Things are changing rapidly, and it’s unnerving to most of us. America’s biggest retailer now has no stores (Amazon), and the largest taxi service owns no cars (Uber) – so much convention has been flipped on its head. In that same vein, safe is the new risky when it comes to lifestyle. To stop learning, and to cling to a job at a big company are no longer secure endeavors like they once were. This is only one perspective, but living days in a complacent haze is a form of consumption. Perhaps you have a cushy position, and you’d prefer to cash the checks as long as they come in. However, letting the days blur into each other can be incredibly easy in most corporate cultures, yet just about every person past middle age speaks of how much they’ve grown to value their precious time. Could we better set ourselves up for more time to reflect, to travel, and to love along the way?

 

At the risk of sounding trite, I’ll summon one of the most well documented accounts supporting deferred gratification: The Stanford Marshmallow Experiment. Young children were presented by an administrator with two choices. They could either have a small reward conferred instantly (usually a marshmallow or cookie), or they would be granted two small rewards later on (usually after a short period of fifteen minutes or so). The administrator would then leave the room, with the two choices in sight. The child could take the single marshmallow at any time, and in many cases, they did. The results showed, that after a multiyear analysis, those who chose to wait for the larger reward went on to achieve more extensive education, higher SAT scores, and lower BMI readings than their more impulsive counterparts.

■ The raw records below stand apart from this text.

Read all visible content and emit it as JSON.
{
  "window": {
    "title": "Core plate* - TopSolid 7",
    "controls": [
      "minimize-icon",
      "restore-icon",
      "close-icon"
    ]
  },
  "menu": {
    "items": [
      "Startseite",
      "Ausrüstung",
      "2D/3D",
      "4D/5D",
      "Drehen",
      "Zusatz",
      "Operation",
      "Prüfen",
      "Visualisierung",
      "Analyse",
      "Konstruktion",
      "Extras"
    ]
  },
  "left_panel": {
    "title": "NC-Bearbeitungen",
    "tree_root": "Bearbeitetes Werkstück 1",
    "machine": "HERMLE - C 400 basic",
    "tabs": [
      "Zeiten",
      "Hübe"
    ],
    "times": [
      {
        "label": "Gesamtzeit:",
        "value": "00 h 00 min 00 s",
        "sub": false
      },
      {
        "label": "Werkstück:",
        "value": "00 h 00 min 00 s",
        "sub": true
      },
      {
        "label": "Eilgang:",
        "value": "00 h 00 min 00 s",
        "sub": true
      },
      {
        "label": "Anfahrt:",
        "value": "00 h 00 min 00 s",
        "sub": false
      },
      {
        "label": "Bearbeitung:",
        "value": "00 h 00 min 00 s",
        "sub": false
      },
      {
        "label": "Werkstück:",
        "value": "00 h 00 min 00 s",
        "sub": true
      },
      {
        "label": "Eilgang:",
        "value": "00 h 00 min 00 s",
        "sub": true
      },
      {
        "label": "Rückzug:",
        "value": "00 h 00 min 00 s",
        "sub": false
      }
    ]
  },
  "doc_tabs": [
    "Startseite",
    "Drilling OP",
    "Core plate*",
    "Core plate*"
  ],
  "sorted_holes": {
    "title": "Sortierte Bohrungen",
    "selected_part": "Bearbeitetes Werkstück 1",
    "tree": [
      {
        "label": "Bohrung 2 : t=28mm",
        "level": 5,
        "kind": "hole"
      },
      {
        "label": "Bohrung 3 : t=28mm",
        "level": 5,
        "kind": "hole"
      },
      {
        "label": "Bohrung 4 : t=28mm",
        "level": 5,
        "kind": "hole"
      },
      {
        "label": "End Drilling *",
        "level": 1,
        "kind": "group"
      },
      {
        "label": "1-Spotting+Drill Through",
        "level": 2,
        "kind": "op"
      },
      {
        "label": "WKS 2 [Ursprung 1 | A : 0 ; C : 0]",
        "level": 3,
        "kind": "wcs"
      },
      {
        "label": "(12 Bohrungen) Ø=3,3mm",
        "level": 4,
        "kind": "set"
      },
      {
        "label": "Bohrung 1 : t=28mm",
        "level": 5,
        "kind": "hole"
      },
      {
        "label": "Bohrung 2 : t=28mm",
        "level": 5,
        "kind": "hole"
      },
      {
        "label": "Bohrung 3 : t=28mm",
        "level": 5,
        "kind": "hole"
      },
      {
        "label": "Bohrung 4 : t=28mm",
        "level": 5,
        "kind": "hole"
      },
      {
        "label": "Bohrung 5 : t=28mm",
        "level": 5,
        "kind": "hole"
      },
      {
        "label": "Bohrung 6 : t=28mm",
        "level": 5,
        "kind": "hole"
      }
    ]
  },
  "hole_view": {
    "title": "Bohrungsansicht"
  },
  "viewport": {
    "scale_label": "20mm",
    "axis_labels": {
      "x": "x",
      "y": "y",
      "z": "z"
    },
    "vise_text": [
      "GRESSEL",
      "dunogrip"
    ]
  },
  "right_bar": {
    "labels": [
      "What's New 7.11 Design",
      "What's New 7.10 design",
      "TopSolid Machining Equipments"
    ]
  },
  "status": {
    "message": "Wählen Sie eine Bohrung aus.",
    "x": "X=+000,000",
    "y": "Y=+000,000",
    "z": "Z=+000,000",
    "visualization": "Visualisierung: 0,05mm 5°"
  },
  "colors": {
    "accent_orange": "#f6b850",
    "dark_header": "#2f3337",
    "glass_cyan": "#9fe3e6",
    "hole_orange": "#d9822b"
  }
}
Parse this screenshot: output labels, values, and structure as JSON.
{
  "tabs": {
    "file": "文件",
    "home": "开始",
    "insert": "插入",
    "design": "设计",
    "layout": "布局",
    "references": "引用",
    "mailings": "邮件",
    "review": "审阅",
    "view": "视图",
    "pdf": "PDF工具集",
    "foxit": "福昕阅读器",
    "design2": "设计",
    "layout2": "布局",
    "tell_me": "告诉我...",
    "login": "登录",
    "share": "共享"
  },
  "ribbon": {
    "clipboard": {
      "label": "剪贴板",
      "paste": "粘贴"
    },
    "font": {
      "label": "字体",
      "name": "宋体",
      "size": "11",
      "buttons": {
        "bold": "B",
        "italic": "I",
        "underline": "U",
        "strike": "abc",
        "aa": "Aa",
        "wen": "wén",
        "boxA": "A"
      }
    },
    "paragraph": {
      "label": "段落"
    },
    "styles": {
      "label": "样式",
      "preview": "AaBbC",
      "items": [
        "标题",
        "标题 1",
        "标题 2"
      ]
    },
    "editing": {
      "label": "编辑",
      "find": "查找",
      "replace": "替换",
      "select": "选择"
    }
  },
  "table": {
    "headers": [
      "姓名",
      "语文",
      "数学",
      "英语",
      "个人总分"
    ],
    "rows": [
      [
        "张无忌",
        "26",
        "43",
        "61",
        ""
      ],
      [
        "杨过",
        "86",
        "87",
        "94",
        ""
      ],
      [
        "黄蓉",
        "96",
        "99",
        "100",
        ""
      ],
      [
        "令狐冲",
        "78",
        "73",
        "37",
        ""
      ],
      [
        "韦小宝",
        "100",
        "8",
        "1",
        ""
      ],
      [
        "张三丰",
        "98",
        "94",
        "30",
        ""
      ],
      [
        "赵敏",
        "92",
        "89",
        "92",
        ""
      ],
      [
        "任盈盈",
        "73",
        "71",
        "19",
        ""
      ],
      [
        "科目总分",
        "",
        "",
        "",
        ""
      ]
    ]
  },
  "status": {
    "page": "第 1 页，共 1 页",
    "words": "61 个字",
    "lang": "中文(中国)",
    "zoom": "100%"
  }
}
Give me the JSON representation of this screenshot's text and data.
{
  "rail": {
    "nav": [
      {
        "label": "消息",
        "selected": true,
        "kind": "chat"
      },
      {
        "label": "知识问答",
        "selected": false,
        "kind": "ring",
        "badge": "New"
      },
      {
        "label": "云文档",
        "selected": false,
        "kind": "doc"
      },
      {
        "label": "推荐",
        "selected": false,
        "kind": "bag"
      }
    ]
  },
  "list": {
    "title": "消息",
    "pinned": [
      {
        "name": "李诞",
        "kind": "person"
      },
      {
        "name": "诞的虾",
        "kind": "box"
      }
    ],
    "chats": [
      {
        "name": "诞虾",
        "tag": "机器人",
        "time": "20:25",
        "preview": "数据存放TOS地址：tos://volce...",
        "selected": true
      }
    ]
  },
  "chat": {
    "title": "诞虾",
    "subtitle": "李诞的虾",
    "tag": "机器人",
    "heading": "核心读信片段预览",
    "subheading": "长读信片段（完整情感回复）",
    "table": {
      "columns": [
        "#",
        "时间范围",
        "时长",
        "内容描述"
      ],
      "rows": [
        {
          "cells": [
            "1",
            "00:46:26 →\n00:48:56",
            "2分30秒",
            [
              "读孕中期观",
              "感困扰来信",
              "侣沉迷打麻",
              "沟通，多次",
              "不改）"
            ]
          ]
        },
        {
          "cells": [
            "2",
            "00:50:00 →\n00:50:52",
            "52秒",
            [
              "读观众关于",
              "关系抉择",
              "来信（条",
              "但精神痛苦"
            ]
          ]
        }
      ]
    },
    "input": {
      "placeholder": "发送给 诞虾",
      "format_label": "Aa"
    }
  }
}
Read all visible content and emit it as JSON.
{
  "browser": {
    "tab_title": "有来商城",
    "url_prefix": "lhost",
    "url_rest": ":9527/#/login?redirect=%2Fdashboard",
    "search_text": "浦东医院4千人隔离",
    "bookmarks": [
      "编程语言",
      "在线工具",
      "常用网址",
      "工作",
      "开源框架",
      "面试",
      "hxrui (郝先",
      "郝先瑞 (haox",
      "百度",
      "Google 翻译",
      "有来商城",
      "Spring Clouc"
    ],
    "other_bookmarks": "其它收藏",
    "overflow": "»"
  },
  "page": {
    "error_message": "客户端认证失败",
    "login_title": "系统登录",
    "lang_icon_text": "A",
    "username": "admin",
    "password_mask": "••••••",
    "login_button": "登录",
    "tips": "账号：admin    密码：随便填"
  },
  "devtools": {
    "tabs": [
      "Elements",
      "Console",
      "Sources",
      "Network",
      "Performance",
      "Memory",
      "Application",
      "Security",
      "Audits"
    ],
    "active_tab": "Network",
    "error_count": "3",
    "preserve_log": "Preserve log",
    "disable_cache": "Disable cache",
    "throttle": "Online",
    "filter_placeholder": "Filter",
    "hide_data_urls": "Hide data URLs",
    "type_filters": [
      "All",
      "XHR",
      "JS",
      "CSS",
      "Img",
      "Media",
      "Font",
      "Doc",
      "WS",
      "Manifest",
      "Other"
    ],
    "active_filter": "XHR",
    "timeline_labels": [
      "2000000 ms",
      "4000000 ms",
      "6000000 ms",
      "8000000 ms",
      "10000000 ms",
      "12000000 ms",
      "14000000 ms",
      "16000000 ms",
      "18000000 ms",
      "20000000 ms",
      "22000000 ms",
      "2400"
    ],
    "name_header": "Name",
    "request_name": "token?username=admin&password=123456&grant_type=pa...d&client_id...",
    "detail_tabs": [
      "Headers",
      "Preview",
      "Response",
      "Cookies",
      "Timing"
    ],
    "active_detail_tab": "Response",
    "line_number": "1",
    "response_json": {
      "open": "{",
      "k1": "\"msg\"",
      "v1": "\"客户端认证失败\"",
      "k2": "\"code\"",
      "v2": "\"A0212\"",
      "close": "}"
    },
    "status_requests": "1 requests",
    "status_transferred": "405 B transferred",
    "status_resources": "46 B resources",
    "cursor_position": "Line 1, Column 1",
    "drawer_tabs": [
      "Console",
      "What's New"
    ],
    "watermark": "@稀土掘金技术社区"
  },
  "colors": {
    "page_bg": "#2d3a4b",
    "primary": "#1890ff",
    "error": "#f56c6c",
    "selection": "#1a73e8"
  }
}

Of course, I am of the opinion that deferring gratification is a choice, and that we are not doomed for a life of impulsiveness or destined for a life of puritanical postponement at birth. This is not a question answered by the study. What seems evident to me, is that I can go to my cabinet and eat a donut, or I can hold off. No matter how impulsive I am “naturally” inclined to be, I can try to resist the initial urge, and at very least be less willing to buckle than my momentary desire might coax me to be otherwise. Before I pass the point of no return into an intractable discussion about free will, I’ll pull back from the precipice to round out my point. There are countless examples of how our lives can be benefited from controlling our inner consumer, both explicit, and implied. Our whole economy (based on interest/discount rates), naturally rewards those who are prepared with resources on hand when opportunities arise. Pawnbrokers, payday lenders, and many financial institutions exist to exploit those who are short of money or time (not enough time to make money), and therefore must liquidate valuables, to come up with any sort of cash (or to buy time). Those who are unwise or not adequately conservative in their thinking are often stuck with these tough choices, which can have a cascading negative affect. More abstractly, those who don’t make use of their time forego future opportunities, by never learning a skill, or developing an outlook that sets them apart.

 

This piece doesn’t serve to discredit downtime and enjoyment of life, after all, what is left at the end of our lives other than our integrity, memories, and the ones we are closest to? However, we are rewarded on this earth for uniqueness and exceptionalism, both of which tend to be harnessed over time, and with the help of practice, training, and education. Those who squander and spend at the expense of building something, are more likely to deal with the pain and suffering of loss and the stunting of identity. In extremity, consumers are left with the things they buy and spend on – producers have the auspices of progress, personal growth, and purpose to carry with them, regardless of any material payout.